  • If $$$\mathrm{maxf}_1 = \lceil n/2\rceil$$$ and $$$\mathrm{maxf}_2 < \lceil n/2\rceil$$$, we can do one operation which decreases $$$\mathrm{maxf}_1$$$ by one. Now $$$\mathrm{maxf}_{1\mathrm{new}} = \mathrm{maxf}_1-1 = \lceil n/2\rceil-1 = \lceil n_{\mathrm{new}}/2\rceil$$$, meaning that $$$\mathrm{maxf}_{1\mathrm{new}} \le \lceil n_{\mathrm{new}}/2\rceil$$$. Similar to the previous case, $$$\mathrm{maxf}_2 \le \lceil n/2\rceil-1 = \lceil n_{\mathrm{new}}/2\rceil$$$.
  • Notice that the case with $$$\mathrm{maxf}_1 = \lceil n/2\rceil$$$ and $$$\mathrm{maxf}_2 = \lceil n/2\rceil$$$ doesn't exist as $$$\mathrm{maxf}_1 + \mathrm{maxf}_2 = 2\lceil n/2\rceil = 2(n+1)/2 = n+1 > n$$$, which is not possible.
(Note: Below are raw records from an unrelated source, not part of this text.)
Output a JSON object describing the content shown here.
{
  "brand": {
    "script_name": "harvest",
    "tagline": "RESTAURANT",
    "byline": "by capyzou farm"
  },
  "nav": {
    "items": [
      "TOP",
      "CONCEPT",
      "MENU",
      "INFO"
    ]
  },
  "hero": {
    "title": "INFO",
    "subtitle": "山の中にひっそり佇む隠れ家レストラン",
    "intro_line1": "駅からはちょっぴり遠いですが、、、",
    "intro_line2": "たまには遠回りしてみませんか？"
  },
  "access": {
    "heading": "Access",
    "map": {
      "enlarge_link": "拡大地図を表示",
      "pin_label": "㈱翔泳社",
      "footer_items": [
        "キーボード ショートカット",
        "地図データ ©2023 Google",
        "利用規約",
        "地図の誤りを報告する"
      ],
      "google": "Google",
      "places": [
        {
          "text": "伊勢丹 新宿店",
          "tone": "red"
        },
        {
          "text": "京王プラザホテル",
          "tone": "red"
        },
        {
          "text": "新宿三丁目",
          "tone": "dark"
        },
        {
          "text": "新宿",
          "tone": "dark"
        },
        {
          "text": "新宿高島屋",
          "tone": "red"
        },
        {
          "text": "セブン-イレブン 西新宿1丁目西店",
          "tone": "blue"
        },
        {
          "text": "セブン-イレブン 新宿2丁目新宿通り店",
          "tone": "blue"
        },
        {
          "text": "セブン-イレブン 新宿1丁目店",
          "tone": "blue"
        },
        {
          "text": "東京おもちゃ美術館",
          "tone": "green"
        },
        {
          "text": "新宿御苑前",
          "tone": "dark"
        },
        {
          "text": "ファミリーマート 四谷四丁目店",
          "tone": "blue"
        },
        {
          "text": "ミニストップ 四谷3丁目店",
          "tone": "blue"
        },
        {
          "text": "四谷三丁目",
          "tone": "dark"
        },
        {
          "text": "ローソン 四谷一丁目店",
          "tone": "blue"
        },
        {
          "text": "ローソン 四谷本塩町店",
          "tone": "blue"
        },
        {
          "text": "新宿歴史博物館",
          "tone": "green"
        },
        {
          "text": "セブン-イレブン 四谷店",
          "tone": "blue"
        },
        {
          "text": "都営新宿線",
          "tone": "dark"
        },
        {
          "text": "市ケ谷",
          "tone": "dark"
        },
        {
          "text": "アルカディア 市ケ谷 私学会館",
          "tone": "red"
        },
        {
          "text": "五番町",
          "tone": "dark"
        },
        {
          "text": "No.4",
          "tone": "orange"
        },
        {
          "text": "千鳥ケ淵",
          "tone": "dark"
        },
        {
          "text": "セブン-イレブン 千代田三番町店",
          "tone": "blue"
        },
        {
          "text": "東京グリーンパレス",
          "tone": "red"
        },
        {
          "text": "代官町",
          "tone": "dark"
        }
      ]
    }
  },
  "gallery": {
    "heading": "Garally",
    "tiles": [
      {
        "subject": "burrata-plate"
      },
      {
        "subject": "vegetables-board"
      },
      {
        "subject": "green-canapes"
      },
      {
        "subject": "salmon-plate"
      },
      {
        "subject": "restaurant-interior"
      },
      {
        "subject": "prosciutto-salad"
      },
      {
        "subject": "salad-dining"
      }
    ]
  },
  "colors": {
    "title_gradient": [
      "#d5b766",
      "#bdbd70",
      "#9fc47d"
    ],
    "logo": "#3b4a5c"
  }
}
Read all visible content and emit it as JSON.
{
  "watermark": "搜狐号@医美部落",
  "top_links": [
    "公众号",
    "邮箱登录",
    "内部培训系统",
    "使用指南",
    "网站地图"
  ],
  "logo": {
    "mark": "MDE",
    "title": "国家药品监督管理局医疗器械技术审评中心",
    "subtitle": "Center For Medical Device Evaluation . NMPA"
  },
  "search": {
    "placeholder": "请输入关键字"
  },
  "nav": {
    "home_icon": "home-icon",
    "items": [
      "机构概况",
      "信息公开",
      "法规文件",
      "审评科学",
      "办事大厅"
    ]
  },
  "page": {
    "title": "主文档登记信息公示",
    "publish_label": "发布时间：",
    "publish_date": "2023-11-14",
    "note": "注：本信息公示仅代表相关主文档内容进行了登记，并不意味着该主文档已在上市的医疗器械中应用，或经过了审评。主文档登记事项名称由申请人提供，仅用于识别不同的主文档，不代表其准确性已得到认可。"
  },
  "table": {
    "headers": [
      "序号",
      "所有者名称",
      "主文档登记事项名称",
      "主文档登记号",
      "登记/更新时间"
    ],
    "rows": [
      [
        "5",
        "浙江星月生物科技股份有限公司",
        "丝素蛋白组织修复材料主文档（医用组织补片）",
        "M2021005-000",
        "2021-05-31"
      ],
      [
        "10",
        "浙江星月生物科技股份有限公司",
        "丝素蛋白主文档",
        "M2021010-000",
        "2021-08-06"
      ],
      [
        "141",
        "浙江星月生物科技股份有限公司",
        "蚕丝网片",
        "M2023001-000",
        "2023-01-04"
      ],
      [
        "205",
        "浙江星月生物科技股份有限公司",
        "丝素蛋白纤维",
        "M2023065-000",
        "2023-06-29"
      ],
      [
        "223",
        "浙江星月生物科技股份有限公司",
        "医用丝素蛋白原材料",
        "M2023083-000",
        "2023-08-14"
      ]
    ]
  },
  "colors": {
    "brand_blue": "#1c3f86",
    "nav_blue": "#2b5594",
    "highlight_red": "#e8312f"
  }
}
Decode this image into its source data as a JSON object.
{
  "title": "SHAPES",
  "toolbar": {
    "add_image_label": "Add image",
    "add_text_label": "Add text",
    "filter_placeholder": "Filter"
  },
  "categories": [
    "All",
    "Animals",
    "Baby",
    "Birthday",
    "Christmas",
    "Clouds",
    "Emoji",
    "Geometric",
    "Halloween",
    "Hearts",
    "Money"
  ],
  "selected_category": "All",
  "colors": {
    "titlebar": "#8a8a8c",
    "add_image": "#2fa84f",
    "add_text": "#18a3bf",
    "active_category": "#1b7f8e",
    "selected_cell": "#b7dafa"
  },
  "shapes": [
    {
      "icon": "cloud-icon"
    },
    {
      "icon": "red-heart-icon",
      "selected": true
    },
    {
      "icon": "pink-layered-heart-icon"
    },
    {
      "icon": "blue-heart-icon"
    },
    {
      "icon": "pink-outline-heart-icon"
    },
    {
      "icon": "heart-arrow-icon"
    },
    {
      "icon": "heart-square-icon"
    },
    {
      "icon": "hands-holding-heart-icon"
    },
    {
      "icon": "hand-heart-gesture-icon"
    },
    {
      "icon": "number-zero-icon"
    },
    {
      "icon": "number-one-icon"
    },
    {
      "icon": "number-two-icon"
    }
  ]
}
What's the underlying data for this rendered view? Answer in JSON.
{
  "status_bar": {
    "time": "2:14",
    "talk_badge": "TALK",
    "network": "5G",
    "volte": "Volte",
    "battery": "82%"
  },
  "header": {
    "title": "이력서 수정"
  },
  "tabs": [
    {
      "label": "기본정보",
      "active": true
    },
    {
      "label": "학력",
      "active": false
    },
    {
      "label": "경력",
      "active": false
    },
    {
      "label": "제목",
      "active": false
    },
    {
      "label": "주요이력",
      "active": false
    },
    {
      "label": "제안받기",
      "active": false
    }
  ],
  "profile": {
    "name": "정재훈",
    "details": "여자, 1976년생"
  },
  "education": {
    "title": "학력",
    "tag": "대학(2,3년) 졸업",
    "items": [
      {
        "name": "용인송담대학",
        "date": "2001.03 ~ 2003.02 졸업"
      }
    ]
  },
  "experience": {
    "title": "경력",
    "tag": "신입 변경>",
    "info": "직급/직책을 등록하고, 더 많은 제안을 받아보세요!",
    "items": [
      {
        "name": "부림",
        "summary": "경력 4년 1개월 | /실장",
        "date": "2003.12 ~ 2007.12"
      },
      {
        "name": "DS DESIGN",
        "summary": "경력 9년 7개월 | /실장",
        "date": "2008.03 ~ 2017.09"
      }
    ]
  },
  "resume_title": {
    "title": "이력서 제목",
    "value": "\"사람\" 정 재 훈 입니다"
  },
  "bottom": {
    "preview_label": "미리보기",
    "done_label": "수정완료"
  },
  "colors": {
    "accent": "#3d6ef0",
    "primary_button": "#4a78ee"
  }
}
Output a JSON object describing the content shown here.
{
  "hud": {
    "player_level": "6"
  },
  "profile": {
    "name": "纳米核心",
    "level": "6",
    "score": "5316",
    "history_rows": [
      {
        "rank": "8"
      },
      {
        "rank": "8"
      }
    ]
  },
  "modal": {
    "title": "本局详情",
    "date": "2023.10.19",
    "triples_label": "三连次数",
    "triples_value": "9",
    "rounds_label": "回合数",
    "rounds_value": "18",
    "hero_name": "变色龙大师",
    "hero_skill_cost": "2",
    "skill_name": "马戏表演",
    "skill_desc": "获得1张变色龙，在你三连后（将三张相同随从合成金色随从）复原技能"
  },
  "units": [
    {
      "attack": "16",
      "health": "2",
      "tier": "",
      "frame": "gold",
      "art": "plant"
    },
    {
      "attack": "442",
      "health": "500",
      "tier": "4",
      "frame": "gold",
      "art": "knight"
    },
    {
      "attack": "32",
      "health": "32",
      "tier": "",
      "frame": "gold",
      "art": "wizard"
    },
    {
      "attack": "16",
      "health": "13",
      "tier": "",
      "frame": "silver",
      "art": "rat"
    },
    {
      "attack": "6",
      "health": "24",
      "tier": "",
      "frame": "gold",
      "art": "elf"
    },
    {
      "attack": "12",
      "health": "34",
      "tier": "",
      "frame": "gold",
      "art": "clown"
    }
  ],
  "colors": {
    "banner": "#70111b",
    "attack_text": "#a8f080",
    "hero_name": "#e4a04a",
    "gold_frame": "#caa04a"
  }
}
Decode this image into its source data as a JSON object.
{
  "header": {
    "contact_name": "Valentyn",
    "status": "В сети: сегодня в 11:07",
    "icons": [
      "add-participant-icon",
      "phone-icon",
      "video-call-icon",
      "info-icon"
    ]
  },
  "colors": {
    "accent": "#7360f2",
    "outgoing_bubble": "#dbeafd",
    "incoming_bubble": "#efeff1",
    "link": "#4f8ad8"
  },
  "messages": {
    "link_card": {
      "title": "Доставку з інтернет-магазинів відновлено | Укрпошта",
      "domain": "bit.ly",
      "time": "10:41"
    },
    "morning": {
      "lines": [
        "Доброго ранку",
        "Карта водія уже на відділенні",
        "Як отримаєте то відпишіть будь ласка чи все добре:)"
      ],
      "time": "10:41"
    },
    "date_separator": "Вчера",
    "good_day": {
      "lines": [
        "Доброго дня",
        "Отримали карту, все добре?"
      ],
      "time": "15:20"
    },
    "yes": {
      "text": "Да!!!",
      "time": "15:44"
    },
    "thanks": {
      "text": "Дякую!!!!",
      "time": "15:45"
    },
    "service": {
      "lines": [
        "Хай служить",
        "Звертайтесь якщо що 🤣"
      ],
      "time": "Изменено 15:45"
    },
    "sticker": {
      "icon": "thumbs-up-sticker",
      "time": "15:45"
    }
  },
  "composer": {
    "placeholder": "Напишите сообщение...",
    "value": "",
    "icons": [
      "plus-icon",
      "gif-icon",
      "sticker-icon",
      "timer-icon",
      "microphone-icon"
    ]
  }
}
This means that if we have $$$\mathrm{maxf}_1 \le \lceil n/2\rceil$$$ and $$$\mathrm{maxf}_1 < n$$$, we can do an operation and keep the first condition satisfied. Thus, we can do operations while $$$\lceil n/2\rceil < n\ \Leftrightarrow\ (n+1)/2 < n\ \Leftrightarrow\ n+1 < 2n\ \Leftrightarrow\ 1 < 2n-n\ \Leftrightarrow\ n > 1$$$. Thus we can always reach the state with $$$n = 1$$$. $$$\square$$$